This trend of African-Americans overwhelmingly voting for Democrats is not new. In 2004, Sen. John Kerry won the black vote by 77 points over President George W. Bush. In 2000, Vice President Al Gore won by 81 points. And in 1996, President Bill Clinton won the black vote by 72 points over Sen. Bob Dole.
By all measures, the Obama-versus-Romney race is expected to be tight. In swing states -- especially those with large African-American populations -- the black vote could make a difference.
For example, in 2008 in North Carolina, Obama won the state by just over 14,000 votes -- helped, in part, by 95% of African-Americans there voting for him. Similar scenarios played out in other battleground states with high black populations, like Florida, Ohio and Virginia.
That said, Shelton of the NAACP said he feels that Romney could "surely" capture more black votes if the candidate offers economic proposals that appeal to the community.
"African-Americans, like every other demographic in our country ... vote their economic interests," she said. "We want to know that the plan that you have to address the issue of unemployment in our society will also reach us; that we'll see a tailored plan that will recognize that disparity and show us how you make sure we move the entire country forward, but also eliminate that disparity in the process."
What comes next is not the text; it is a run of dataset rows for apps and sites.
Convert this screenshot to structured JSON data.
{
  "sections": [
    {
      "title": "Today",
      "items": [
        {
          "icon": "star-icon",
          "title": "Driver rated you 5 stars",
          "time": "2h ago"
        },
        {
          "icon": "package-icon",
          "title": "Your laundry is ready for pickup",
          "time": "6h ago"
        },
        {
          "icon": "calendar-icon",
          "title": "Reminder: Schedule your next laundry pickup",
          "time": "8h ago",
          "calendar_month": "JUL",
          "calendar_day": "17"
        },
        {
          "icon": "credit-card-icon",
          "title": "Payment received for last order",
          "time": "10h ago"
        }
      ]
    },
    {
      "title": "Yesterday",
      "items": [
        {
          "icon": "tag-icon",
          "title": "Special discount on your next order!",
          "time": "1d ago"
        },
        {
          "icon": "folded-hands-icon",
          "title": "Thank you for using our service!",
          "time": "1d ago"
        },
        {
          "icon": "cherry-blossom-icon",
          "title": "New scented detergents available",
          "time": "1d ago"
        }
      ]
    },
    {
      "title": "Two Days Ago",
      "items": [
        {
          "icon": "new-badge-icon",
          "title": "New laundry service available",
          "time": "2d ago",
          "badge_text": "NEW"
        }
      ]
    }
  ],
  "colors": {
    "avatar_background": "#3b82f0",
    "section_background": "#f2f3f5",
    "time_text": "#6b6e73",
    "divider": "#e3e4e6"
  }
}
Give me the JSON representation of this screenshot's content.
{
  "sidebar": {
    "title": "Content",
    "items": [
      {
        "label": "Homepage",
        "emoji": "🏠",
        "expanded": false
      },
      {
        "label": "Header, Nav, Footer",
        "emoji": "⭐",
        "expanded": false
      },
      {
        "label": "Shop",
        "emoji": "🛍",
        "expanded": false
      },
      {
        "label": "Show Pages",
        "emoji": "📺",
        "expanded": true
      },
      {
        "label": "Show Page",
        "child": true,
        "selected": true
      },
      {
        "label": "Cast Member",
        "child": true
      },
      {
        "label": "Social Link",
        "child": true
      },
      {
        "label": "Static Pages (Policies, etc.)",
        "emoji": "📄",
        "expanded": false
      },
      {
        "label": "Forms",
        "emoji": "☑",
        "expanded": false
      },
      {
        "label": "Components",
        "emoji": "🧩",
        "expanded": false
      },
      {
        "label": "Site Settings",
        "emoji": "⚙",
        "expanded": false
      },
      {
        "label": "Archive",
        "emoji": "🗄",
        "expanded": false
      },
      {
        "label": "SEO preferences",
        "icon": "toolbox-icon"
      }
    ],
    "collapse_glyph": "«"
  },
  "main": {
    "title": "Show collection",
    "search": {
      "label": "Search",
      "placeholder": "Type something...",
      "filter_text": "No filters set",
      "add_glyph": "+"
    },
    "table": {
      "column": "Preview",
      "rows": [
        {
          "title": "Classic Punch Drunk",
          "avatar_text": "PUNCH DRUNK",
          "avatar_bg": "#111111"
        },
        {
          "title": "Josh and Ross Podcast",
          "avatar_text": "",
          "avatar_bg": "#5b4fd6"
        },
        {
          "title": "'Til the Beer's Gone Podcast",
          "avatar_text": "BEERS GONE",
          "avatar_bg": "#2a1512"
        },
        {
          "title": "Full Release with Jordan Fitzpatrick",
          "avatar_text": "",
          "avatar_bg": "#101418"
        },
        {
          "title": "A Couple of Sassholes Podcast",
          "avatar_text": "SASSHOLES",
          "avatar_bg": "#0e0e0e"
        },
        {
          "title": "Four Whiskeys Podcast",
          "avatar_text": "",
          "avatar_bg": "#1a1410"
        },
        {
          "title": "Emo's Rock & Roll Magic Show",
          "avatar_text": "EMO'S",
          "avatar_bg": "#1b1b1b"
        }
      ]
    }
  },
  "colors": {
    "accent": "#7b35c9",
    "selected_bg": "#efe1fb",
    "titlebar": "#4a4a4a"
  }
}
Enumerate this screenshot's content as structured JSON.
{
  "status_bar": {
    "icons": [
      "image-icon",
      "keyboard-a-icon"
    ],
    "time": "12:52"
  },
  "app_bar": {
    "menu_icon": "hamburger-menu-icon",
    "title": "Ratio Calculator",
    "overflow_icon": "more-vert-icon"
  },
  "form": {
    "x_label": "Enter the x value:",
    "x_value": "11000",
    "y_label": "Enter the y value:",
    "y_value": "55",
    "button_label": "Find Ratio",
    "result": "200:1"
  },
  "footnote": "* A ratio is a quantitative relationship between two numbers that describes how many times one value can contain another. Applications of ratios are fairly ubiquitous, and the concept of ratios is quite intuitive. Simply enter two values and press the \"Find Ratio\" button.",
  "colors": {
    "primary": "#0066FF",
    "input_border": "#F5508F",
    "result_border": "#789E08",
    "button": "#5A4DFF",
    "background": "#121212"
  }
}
He added, "Our history has shown us that when African-Americans came out of slavery, African-Americans overwhelmingly voted Republican ... because Abraham Lincoln was a Republican. Abraham Lincoln moved the policy that freed them from the bondages of slavery."